For the steps I'll be using this large piece of wood which looked like it was once a 2x8 stud.
To make this new stool similar to the old one, I made a template out of scrap plywood I had.
The warped/weathered board is large enough for me to cut both sides from...
...but it needs some work first.
So I cut the pieces of 3/4" wood into smaller, more manageable strips.
I cut all the edges to be square, and then ran the pieces through the surface planer to get all the boards to be flat and the same thickness.
It took a while, but I once all was said and done, I had some very nice looking, usable wood.
While the surface planer was plugged in, I began to plane the large 2x10.
It took many passes through the planer before I had a nice level surface on both sides.
I then put the 2x10 aside and decided to work on the 34" boards.
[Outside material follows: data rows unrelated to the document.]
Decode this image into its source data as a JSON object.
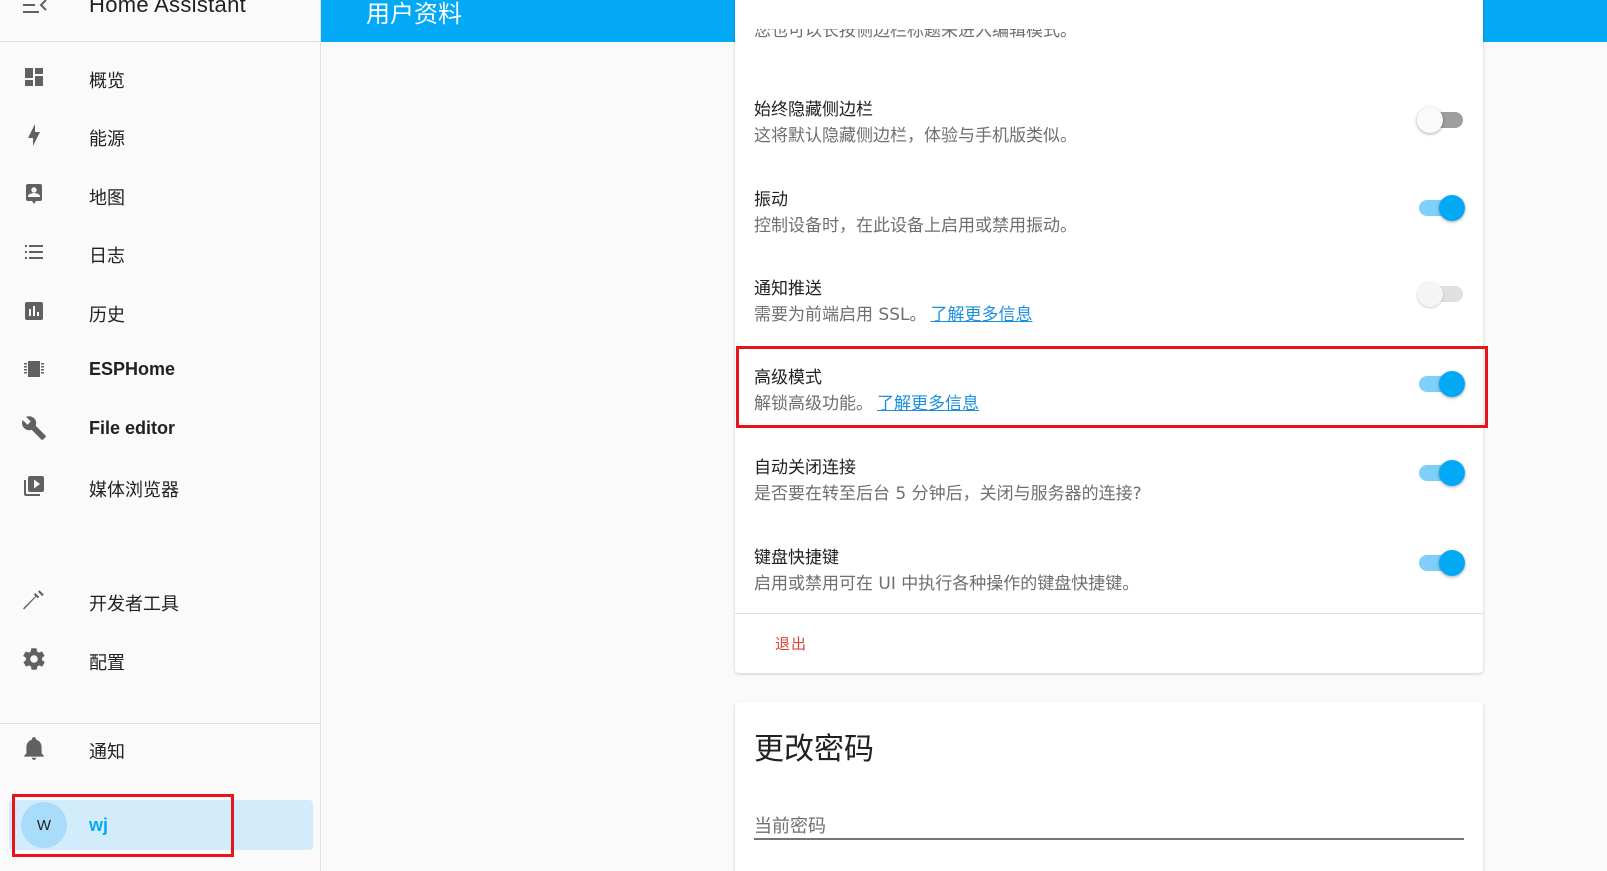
{
  "app": {
    "title": "Home Assistant"
  },
  "topbar": {
    "title": "用户资料"
  },
  "sidebar": {
    "items": [
      {
        "label": "概览",
        "icon": "dashboard-icon"
      },
      {
        "label": "能源",
        "icon": "lightning-bolt-icon"
      },
      {
        "label": "地图",
        "icon": "map-account-icon"
      },
      {
        "label": "日志",
        "icon": "list-icon"
      },
      {
        "label": "历史",
        "icon": "chart-box-icon"
      },
      {
        "label": "ESPHome",
        "icon": "chip-icon"
      },
      {
        "label": "File editor",
        "icon": "wrench-icon"
      },
      {
        "label": "媒体浏览器",
        "icon": "play-box-icon"
      }
    ],
    "bottom_items": [
      {
        "label": "开发者工具",
        "icon": "hammer-icon"
      },
      {
        "label": "配置",
        "icon": "gear-icon"
      }
    ],
    "notifications": {
      "label": "通知",
      "icon": "bell-icon"
    },
    "user": {
      "initial": "W",
      "name": "wj"
    }
  },
  "profile": {
    "top_cut_text": "您也可以长按侧边栏标题来进入编辑模式。",
    "settings": [
      {
        "title": "始终隐藏侧边栏",
        "description": "这将默认隐藏侧边栏，体验与手机版类似。",
        "link": "",
        "state": "off"
      },
      {
        "title": "振动",
        "description": "控制设备时，在此设备上启用或禁用振动。",
        "link": "",
        "state": "on"
      },
      {
        "title": "通知推送",
        "description": "需要为前端启用 SSL。",
        "link": "了解更多信息",
        "state": "disabled"
      },
      {
        "title": "高级模式",
        "description": "解锁高级功能。",
        "link": "了解更多信息",
        "state": "on"
      },
      {
        "title": "自动关闭连接",
        "description": "是否要在转至后台 5 分钟后，关闭与服务器的连接?",
        "link": "",
        "state": "on"
      },
      {
        "title": "键盘快捷键",
        "description": "启用或禁用可在 UI 中执行各种操作的键盘快捷键。",
        "link": "",
        "state": "on"
      }
    ],
    "logout_label": "退出"
  },
  "change_password": {
    "title": "更改密码",
    "current_password_label": "当前密码"
  },
  "colors": {
    "primary": "#03a9f4",
    "highlight": "#e8141c",
    "logout": "#db4437",
    "user_bg": "#d2ecfb"
  }
}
I glued all the boards together and clamped them up.
When the glue dried I used a sharp chisel to remove the dry glue that seeped out.
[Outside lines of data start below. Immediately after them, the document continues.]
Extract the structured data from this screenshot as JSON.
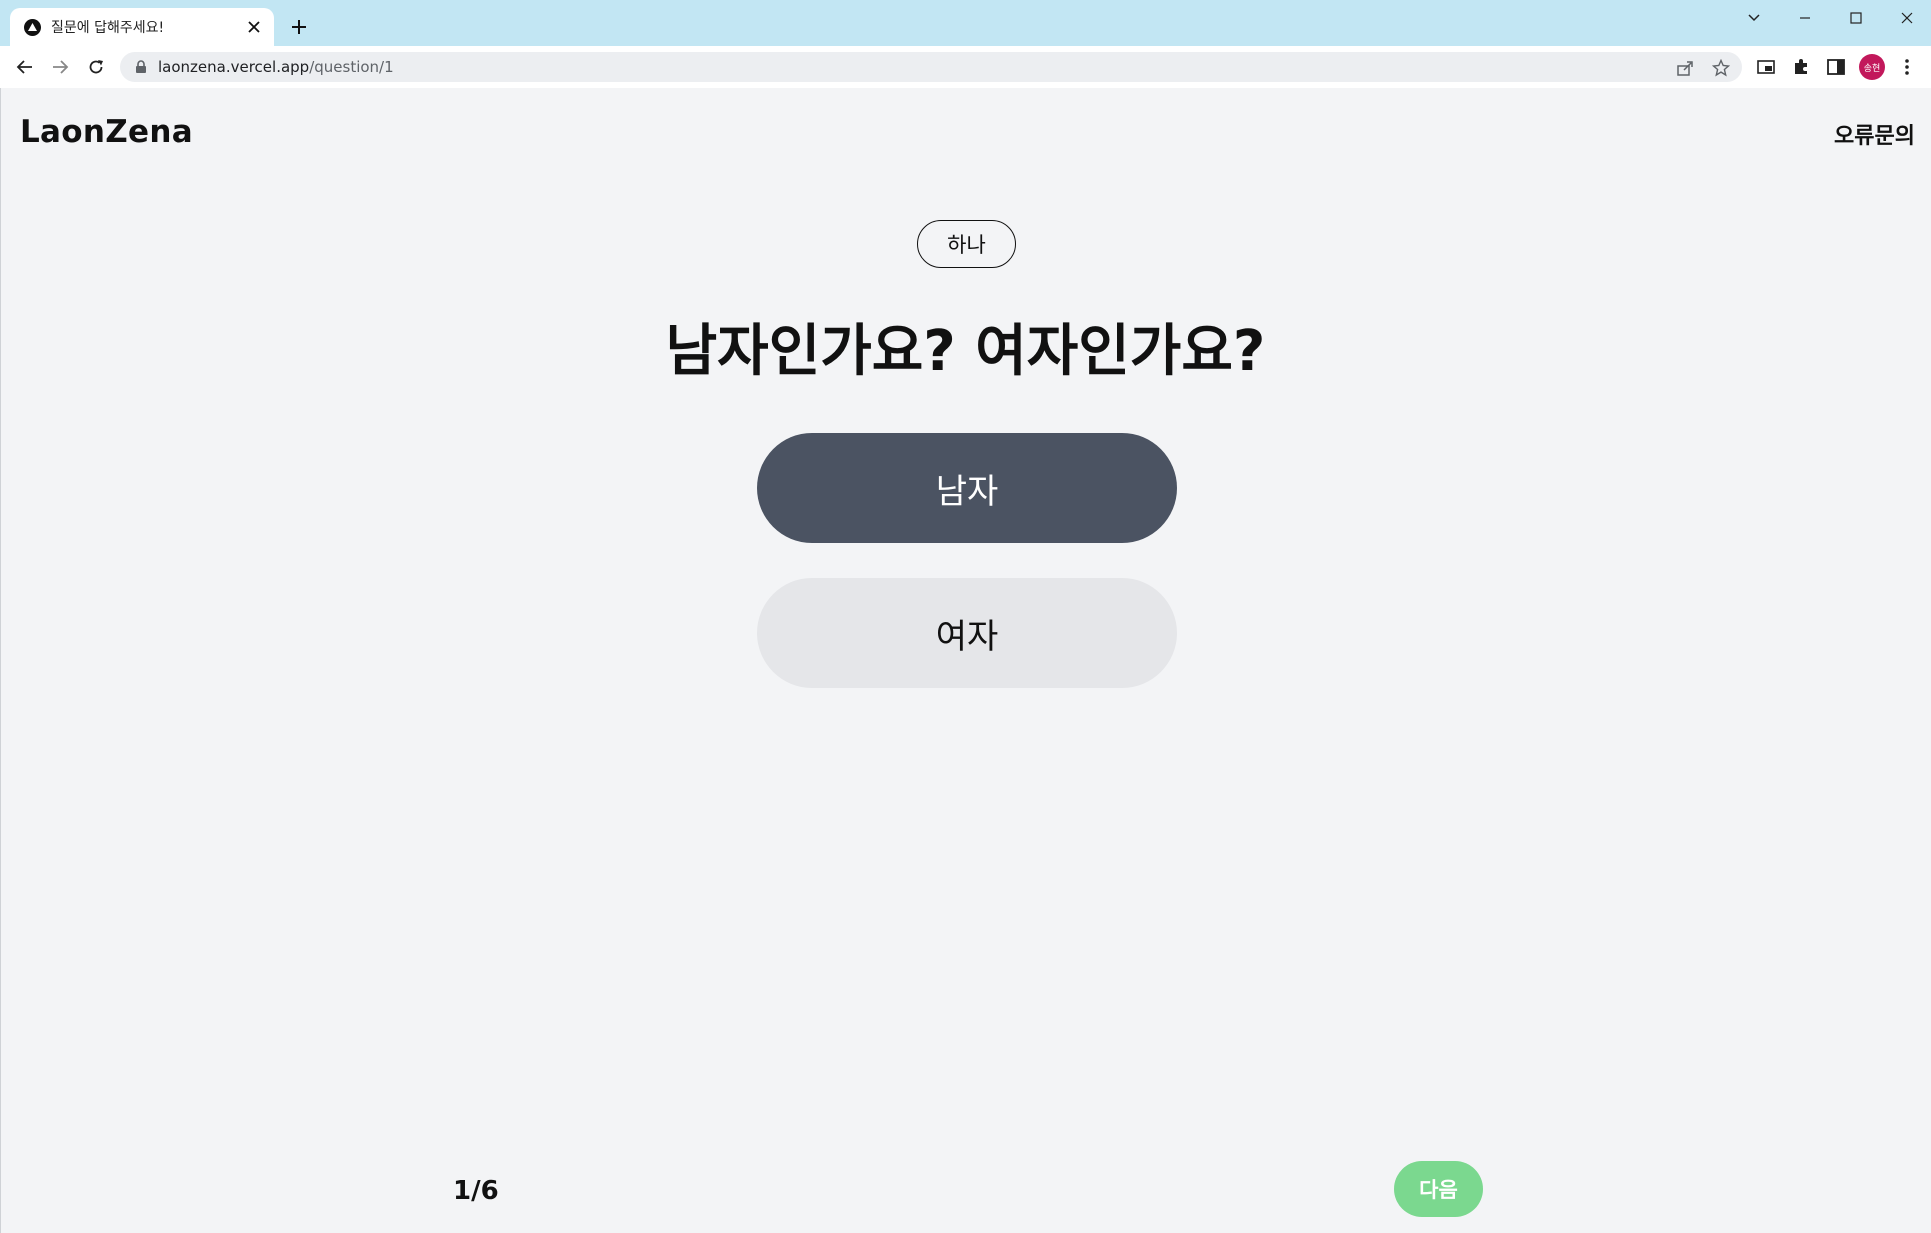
{
  "browser": {
    "tab_title": "질문에 답해주세요!",
    "url_host": "laonzena.vercel.app",
    "url_path": "/question/1",
    "profile_initials": "송현"
  },
  "header": {
    "brand": "LaonZena",
    "report_link": "오류문의"
  },
  "question": {
    "badge": "하나",
    "text": "남자인가요? 여자인가요?",
    "options": [
      {
        "label": "남자",
        "selected": true
      },
      {
        "label": "여자",
        "selected": false
      }
    ]
  },
  "footer": {
    "progress": "1/6",
    "next_label": "다음"
  },
  "colors": {
    "selected_option": "#4b5362",
    "unselected_option": "#e5e6e9",
    "next_button": "#7bd88f",
    "tabstrip": "#c2e6f3",
    "page_background": "#f3f4f6"
  }
}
Next I used a marker to draw out my template onto the wood.
I then began to cut out the shapes with the jigsaw. While cutting, one of the pieces broke, so I had to add more glue and clamps to keep it together.
While that was drying, I squared the edges of the 2x10 on the table saw.
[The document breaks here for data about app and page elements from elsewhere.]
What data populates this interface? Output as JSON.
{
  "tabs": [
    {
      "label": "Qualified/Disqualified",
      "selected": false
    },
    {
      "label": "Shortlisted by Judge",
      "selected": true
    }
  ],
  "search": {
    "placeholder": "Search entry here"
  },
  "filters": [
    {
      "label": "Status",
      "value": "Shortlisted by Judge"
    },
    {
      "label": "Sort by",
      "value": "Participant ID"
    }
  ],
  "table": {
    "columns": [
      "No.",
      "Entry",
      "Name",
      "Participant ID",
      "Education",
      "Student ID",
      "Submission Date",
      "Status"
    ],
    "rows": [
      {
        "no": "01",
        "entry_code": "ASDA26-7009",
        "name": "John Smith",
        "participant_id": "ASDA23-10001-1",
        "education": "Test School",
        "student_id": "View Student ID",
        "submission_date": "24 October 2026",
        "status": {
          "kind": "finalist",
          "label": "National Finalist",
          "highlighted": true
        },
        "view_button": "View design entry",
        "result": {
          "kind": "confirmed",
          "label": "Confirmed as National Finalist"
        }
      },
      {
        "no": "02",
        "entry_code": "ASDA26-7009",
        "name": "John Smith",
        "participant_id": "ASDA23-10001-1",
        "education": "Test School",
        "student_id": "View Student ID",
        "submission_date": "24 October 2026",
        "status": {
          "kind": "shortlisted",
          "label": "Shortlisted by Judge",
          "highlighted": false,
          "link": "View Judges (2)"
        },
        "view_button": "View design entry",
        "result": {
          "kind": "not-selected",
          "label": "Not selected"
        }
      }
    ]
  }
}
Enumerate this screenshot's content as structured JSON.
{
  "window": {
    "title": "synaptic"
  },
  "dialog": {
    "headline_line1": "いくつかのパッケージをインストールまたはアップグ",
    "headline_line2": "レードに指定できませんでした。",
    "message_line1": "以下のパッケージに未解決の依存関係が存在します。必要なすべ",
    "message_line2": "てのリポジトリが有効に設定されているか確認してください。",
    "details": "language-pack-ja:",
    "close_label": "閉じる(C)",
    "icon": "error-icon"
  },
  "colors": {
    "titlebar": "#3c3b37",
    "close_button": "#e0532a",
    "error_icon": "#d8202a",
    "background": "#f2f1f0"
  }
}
Then I cut the pieces to length on the miter saw.
I then gave the edges a champer by using a plane on the edges.
Once both sides were done, I sanded all the surfaces and edges.
Then I cut some of the supports needed with the leftover wood.
I temporarily assembled the sides and supports with glue and brad nails.
Then I glued on the 2 steps. The steps should stick out a little past the sides, but it looks like I either made the supports too long, or the steps too short - but I'm fine with it.
I didn't have any nails long enough to go through the steps, so I used some weights to hold them down until the glue dried.
Once everything was dry I used some deck screws to reinforce all the joints and steps.
There were a few cracks/breaks due to the screws, but I left it as is. With the wood steps full of beautiful cracks and imperfections, these breaks will only add to the look.
Next I used some more leftover wood to create a lip on the front step - which was attached with glue and nails.
I trimmed the wood using my very awesome Japanese Razorsaw that my friend Brad got me (thanks Brad!)
And I think this stool is done with construction. It just needs...
...a little sanding...
...and a few layers of clear coat.
The final result is a very nice looking 2-step stool!
I think I still like the older stool better, but this new stool is also quite awesome.
They're purposely not identical, but both beautiful.
And there you have it! Another project using free junk wood!
A week later I decided to make yet another stool with scrap wood. This time I used plywood for the sides. I glued them up...
...and using my template I cut them out.
Then I cut some more of the scrap wood from the first stool build...
...and connected the sides.
For the steps I'll use 2 MDF boards which had a piece of this plywood laminated on the top. The edges had also already been routed with a roundover.
The top step is one whole piece of MDF/plywood. The bottom step needed to be trimmed to fit.
I decided to use the trimmed-off piece on the back.
Then I stained.
I used what was left of my gold spray paint to dab on gold - mostly to the edges of the steps.
When the stain and spray paint were all dry, I added polyurethane.
And I have another stool!
I spent zero dollars on these project, replying solely on what I had on hand in my workshop. I realize that not everybody has all the tools that I do for reworking discarded wood, but I strongly feel that you can accomplish the same results with inexpensive hand tools such as a back saw, coping saw, block plane, sandpaper and a hammer and nails. Don't forget wood glue! And hold on to those scrap pieces of wood!
Thanks for reading!
Thanks for reading!